In October 2015, we released a study, “A New Paradigm in Automotive Mass Benchmarking,” which provided insights into the lightweighting of production model vehicles. Since then, we conducted a follow up Life Cycle Assessment (LCA) case study, the focus of this article. LCA is a methodology that considers a vehicle’s entire life cycle, from the manufacturing stage (including material production and vehicle assembly) through the use stage (including production and combustion of fuel) to the end of life (EOL) stage (including end of life disposal and recycling).
What were the findings of the initial study?
Using statistical benchmarking methodology developed by Dr. Don Malen,, research scientist University of Michigan, we identified the most efficient (the lightest for the same size and performance) designs from a database of over 200 production vehicles. In our initial study, we compared efficient steel and efficient aluminium components for doors, hoods, hatchbacks, decklids and bumpers. Interestingly, we uncovered some startling findings:
- There is a wide variation in efficiency among steel components in vehicles on the road today.
- When aluminium closure components, such as doors, bumpers, hatchbacks, and decklids, are compared to efficient steel components of similar size and performance, the 40 percent mass savings currently accepted as a standard measure of aluminium lightweighting capability is not nearly reached.
- While use of aluminium may achieve mass savings at the component level, that mass savings is lost when an entire system is measured.
What were the findings of our follow-up case study that considered a vehicle total life cycle?
Using data and mass estimation models from the initial study, we next investigated the life cycle GHG impact of three principal categories of material usage in the Body Structure subsystems for A/B vehicle class cars that were represented in the vehicle benchmarking data (provided by A2Mac1, a global benchmarking company.) The following are the three categories of material usage we examined:
- An average steel design;
- An efficient steel design based on 17 of the most efficient body structures in the database;
- An efficient aluminium design, which was derived from the most efficient aluminium structures.
The results of the LCA case study show that the aluminium body structure, though lighter, will result in a +1% increase in GHG emissions over its total life cycle. The steel body structure would result in a -1% decrease in GHG emissions.
Why? If a weight savings is achieved, shouldn’t the car be more environmentally efficient?
This question highlights the reason LCA is so important to improving vehicle environmental performance. Because the primary production of steel emits seven times less GHG emissions than aluminium, vehicles made of steel, using efficient, optimized designs, may be lower in emissions when considering the vehicle total life cycle.
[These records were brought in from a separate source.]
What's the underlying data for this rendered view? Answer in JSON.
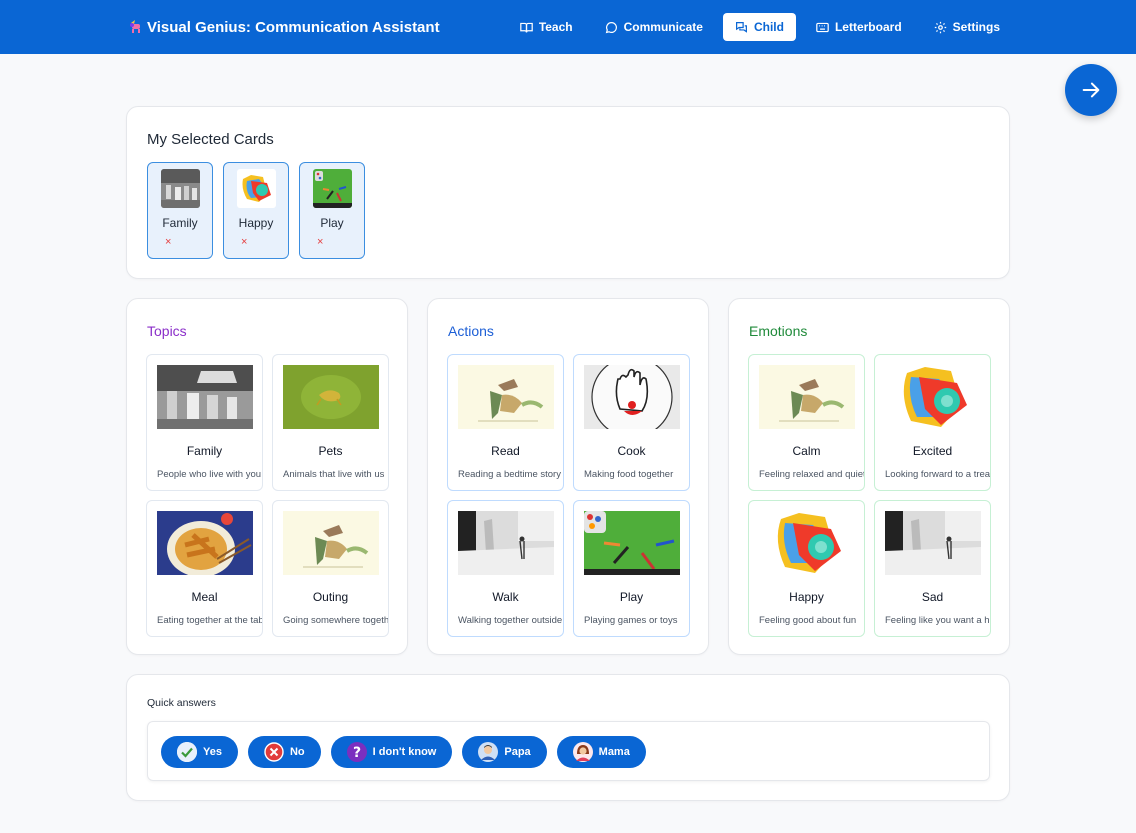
{
  "header": {
    "title": "Visual Genius: Communication Assistant",
    "nav": [
      {
        "label": "Teach",
        "icon": "book-icon"
      },
      {
        "label": "Communicate",
        "icon": "chat-bubble-icon"
      },
      {
        "label": "Child",
        "icon": "chat-bubbles-icon",
        "active": true
      },
      {
        "label": "Letterboard",
        "icon": "keyboard-icon"
      },
      {
        "label": "Settings",
        "icon": "gear-icon"
      }
    ]
  },
  "selected": {
    "title": "My Selected Cards",
    "remove_glyph": "×",
    "cards": [
      {
        "label": "Family",
        "image": "family-photo"
      },
      {
        "label": "Happy",
        "image": "happy-painting"
      },
      {
        "label": "Play",
        "image": "play-photo"
      }
    ]
  },
  "categories": [
    {
      "title": "Topics",
      "color": "#8b2fc9",
      "border": "#e2e8f0",
      "tiles": [
        {
          "title": "Family",
          "desc": "People who live with you",
          "image": "family-photo"
        },
        {
          "title": "Pets",
          "desc": "Animals that live with us",
          "image": "pets-photo"
        },
        {
          "title": "Meal",
          "desc": "Eating together at the table",
          "image": "meal-photo"
        },
        {
          "title": "Outing",
          "desc": "Going somewhere together",
          "image": "sketch-illustration"
        }
      ]
    },
    {
      "title": "Actions",
      "color": "#1d5fd6",
      "border": "#bfdbfe",
      "tiles": [
        {
          "title": "Read",
          "desc": "Reading a bedtime story",
          "image": "sketch-illustration"
        },
        {
          "title": "Cook",
          "desc": "Making food together",
          "image": "glove-illustration"
        },
        {
          "title": "Walk",
          "desc": "Walking together outside",
          "image": "walk-photo"
        },
        {
          "title": "Play",
          "desc": "Playing games or toys",
          "image": "play-photo"
        }
      ]
    },
    {
      "title": "Emotions",
      "color": "#1f8a3a",
      "border": "#c6f0d4",
      "tiles": [
        {
          "title": "Calm",
          "desc": "Feeling relaxed and quiet",
          "image": "sketch-illustration"
        },
        {
          "title": "Excited",
          "desc": "Looking forward to a treat",
          "image": "happy-painting"
        },
        {
          "title": "Happy",
          "desc": "Feeling good about fun",
          "image": "happy-painting"
        },
        {
          "title": "Sad",
          "desc": "Feeling like you want a hug",
          "image": "walk-photo"
        }
      ]
    }
  ],
  "quick": {
    "title": "Quick answers",
    "answers": [
      {
        "label": "Yes",
        "icon": "check-icon"
      },
      {
        "label": "No",
        "icon": "x-circle-icon"
      },
      {
        "label": "I don't know",
        "icon": "question-icon"
      },
      {
        "label": "Papa",
        "icon": "papa-avatar-icon"
      },
      {
        "label": "Mama",
        "icon": "mama-avatar-icon"
      }
    ]
  },
  "colors": {
    "primary": "#0a66d4"
  }
}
Following are our results in an infographic summary (click the image to enlarge). Download the Case Study to review all parameters that we used in the model and the detailed results. The estimation of life cycle GHG emissions was conducted using the UCSB Automotive Materials Energy Model, which can be downloaded freely. The UCSB Model was designed to quantify the energy and GHG impacts of automotive material substitution on a total vehicle life cycle basis, under a broad range of conditions and in a completely transparent fashion. The Model has been peer-reviewed and uses current data for material emissions and other parameters.
CLICK TO ENLARGE